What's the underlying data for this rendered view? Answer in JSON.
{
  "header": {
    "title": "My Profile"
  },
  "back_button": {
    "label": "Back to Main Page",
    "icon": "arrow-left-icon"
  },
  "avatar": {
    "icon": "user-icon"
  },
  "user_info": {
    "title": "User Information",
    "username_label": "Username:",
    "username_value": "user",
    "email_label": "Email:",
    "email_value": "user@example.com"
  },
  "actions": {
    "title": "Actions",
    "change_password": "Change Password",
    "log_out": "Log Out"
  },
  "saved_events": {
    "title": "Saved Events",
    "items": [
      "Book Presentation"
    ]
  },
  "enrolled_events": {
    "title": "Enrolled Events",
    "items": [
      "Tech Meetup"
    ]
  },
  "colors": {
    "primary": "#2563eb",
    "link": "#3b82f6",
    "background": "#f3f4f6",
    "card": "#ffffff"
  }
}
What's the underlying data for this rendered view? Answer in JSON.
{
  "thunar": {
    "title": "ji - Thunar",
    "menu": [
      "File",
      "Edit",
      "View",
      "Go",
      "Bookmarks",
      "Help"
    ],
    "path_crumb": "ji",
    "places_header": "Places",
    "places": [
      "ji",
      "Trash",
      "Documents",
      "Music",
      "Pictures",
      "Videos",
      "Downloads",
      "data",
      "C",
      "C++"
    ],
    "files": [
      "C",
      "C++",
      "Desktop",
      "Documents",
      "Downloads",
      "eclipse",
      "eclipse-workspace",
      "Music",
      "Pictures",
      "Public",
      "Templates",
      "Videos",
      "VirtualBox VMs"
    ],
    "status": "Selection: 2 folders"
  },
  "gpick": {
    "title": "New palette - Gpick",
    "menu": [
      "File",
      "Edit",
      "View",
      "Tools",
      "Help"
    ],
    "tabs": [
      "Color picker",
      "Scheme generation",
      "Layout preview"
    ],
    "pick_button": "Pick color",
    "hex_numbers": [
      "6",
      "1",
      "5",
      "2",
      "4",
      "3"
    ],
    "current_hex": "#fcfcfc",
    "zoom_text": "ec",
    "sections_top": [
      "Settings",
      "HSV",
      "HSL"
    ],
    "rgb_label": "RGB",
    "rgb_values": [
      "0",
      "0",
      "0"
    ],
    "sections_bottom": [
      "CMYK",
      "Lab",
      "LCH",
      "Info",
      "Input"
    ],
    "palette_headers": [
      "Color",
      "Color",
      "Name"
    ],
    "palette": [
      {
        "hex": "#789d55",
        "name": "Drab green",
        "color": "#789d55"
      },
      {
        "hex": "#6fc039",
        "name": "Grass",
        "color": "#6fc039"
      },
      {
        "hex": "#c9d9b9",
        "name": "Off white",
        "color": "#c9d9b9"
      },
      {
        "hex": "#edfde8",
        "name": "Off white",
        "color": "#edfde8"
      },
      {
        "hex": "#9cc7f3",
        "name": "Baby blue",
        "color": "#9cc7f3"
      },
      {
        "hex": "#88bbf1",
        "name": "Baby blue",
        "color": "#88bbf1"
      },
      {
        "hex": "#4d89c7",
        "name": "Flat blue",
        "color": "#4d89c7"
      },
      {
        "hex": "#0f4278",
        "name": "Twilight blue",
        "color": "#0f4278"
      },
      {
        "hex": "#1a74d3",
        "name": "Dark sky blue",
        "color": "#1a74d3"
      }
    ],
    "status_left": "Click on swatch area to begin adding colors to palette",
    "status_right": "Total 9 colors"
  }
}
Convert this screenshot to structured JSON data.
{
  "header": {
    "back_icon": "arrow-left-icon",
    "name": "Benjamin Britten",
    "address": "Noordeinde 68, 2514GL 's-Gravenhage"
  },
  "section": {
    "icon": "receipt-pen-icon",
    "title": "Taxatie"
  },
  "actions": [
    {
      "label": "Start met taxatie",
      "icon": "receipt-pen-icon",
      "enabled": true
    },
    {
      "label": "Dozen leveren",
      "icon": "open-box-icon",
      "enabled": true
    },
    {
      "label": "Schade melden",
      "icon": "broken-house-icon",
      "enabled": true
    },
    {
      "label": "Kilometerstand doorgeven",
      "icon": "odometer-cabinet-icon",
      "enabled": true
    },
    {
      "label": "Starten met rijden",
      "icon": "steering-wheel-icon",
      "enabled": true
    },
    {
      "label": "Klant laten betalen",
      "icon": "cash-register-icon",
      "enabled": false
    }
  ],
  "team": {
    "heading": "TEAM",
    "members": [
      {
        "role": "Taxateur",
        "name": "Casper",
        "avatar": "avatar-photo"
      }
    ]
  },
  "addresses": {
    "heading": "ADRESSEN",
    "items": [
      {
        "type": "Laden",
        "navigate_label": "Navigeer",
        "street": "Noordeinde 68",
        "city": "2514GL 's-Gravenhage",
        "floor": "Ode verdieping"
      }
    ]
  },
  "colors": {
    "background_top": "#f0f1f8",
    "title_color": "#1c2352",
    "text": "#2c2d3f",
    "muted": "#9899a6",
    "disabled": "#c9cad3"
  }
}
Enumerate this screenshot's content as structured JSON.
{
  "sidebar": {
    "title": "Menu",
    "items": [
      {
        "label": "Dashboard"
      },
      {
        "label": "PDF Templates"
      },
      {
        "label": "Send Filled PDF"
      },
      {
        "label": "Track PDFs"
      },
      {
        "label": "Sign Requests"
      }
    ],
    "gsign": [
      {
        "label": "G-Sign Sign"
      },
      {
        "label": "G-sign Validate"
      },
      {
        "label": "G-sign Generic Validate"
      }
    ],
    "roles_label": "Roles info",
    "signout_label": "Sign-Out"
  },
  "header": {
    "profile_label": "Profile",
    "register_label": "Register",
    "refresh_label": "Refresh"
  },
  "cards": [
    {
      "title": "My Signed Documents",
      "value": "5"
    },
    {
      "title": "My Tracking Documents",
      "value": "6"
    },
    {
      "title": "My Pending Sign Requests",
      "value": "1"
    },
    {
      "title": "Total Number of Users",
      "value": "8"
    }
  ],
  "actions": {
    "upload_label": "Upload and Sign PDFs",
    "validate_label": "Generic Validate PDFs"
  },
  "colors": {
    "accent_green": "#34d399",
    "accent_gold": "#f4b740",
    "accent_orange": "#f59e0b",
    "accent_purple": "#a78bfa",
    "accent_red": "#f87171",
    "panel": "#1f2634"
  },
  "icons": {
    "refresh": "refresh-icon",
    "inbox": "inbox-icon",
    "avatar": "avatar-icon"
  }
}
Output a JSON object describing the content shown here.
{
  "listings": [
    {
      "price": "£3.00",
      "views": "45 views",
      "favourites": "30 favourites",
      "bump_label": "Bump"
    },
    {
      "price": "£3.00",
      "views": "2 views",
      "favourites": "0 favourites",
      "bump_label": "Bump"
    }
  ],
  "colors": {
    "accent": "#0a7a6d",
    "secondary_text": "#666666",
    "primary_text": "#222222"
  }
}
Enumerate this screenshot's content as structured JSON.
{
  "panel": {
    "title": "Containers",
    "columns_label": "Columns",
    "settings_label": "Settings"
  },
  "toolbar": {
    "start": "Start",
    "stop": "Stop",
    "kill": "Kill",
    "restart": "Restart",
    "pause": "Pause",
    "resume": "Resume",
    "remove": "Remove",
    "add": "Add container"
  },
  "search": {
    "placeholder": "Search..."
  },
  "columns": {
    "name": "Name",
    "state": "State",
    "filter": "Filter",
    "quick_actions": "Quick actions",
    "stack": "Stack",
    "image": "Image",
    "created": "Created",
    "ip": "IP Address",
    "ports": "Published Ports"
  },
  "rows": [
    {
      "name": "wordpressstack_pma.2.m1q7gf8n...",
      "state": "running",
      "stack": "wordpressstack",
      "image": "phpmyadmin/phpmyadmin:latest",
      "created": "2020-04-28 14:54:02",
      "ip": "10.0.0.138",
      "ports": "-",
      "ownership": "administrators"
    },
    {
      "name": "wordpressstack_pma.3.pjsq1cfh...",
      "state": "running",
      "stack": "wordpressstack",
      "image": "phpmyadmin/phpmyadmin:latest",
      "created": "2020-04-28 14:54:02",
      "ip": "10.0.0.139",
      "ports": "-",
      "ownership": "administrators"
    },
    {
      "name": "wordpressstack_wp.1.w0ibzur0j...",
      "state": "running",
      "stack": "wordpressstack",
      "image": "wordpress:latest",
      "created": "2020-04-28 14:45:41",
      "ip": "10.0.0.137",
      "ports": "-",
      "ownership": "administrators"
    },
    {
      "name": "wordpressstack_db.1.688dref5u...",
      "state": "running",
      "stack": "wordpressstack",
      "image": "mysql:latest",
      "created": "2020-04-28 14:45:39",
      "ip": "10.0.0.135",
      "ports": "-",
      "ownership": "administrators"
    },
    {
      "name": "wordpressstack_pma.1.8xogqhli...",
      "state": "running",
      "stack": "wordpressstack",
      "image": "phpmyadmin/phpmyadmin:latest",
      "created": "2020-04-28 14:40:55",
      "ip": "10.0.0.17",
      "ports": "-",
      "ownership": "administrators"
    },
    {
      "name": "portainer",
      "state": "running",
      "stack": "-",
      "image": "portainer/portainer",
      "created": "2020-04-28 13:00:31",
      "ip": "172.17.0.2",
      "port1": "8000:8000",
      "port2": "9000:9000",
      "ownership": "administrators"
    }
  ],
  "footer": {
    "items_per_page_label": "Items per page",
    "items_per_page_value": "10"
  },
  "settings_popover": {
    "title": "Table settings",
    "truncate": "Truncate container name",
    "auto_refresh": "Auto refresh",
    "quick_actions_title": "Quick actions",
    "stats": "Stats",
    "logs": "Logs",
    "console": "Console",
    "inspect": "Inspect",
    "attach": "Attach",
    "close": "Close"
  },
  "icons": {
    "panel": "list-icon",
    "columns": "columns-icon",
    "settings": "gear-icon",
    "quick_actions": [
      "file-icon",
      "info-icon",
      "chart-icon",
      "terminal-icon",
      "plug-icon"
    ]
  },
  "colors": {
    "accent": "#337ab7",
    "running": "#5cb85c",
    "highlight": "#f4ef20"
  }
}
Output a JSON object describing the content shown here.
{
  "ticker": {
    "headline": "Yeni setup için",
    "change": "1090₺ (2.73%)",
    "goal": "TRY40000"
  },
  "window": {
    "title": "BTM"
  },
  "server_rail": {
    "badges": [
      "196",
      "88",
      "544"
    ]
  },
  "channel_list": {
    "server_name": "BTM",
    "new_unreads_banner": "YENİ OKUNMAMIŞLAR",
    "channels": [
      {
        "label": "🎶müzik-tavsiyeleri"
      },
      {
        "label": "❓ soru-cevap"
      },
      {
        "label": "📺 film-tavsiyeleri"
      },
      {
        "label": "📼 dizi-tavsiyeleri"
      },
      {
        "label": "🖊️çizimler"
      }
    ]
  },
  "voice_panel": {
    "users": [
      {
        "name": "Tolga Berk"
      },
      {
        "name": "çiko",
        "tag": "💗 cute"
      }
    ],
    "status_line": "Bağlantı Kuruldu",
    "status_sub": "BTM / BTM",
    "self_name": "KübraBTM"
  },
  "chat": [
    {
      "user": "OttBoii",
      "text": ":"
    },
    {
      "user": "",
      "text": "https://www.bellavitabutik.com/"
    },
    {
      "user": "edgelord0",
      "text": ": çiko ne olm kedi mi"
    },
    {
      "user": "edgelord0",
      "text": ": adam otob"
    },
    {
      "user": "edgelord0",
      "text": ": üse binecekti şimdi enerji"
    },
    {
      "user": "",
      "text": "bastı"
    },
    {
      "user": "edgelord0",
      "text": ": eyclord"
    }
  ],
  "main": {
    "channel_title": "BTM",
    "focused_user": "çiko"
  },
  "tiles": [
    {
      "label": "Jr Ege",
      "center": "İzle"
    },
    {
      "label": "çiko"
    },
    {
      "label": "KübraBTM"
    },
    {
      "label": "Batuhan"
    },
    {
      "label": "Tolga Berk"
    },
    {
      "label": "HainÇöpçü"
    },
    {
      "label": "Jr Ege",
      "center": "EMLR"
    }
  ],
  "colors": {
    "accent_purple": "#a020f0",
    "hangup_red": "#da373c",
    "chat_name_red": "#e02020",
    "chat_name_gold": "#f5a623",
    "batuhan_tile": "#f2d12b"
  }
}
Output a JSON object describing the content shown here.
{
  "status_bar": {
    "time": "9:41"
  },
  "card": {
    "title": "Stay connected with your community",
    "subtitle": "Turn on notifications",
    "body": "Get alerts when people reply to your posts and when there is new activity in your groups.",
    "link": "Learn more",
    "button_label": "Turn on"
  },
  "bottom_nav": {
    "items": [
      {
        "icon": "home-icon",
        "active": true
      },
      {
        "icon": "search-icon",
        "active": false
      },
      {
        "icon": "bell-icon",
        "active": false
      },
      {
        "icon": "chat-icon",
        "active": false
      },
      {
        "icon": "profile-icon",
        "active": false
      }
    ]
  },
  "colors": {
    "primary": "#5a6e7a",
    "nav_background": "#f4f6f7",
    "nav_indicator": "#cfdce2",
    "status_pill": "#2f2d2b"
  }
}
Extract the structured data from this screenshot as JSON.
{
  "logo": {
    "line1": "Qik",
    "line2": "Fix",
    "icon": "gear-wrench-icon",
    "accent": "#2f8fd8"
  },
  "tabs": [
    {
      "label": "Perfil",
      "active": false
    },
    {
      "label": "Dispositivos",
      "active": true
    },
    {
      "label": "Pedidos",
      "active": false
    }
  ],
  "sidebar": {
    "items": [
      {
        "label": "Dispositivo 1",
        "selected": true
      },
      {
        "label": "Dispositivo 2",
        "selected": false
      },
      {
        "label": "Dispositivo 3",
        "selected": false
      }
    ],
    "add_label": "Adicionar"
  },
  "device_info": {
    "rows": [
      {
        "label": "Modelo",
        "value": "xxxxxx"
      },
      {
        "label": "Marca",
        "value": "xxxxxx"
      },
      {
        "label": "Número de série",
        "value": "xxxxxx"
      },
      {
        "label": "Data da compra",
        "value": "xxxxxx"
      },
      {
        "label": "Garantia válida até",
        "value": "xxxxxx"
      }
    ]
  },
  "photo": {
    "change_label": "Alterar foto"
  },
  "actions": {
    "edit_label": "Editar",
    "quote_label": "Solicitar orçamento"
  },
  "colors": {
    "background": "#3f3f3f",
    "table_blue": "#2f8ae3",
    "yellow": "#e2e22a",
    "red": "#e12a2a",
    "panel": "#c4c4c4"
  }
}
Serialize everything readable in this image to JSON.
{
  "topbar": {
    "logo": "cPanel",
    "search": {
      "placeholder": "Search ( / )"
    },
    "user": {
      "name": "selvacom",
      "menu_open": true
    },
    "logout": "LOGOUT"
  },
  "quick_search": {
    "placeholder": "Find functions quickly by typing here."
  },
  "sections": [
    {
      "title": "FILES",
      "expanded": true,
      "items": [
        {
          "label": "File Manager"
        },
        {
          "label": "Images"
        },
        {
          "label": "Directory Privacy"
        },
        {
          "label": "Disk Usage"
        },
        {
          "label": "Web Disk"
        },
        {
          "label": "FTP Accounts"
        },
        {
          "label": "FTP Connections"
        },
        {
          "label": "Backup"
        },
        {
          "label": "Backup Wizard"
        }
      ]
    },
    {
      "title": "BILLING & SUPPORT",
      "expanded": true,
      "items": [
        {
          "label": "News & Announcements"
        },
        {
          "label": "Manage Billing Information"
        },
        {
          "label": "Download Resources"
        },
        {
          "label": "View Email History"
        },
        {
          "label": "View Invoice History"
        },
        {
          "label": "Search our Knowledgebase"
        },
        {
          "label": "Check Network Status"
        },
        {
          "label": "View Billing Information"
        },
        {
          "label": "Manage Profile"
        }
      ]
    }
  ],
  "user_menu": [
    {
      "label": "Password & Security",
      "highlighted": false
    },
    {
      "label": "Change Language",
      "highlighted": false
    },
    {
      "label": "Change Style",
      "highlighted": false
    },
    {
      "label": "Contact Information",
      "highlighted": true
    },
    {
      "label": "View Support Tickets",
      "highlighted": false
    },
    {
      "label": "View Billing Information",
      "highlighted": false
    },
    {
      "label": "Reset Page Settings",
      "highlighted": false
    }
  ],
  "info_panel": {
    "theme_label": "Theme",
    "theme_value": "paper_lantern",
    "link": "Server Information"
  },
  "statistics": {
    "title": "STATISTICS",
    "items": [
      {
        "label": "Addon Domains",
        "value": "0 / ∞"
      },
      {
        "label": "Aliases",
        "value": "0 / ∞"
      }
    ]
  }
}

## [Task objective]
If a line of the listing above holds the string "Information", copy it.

## [Task answer]
    "title": "User Information",
          "label": "Manage Billing Information"
          "label": "View Billing Information"
      "label": "Contact Information",
      "label": "View Billing Information",
    "link": "Server Information"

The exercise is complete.